┌────────

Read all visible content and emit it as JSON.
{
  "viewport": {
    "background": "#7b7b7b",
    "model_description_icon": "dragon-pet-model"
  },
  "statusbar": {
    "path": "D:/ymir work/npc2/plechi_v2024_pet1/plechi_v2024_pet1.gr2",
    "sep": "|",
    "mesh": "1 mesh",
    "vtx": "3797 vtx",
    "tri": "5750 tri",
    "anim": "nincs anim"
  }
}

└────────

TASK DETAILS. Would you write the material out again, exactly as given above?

RESULT OF THE TASK.
Read all visible content and emit it as JSON.
{
  "viewport": {
    "background": "#7b7b7b",
    "model_description_icon": "dragon-pet-model"
  },
  "statusbar": {
    "path": "D:/ymir work/npc2/plechi_v2024_pet1/plechi_v2024_pet1.gr2",
    "sep": "|",
    "mesh": "1 mesh",
    "vtx": "3797 vtx",
    "tri": "5750 tri",
    "anim": "nincs anim"
  }
}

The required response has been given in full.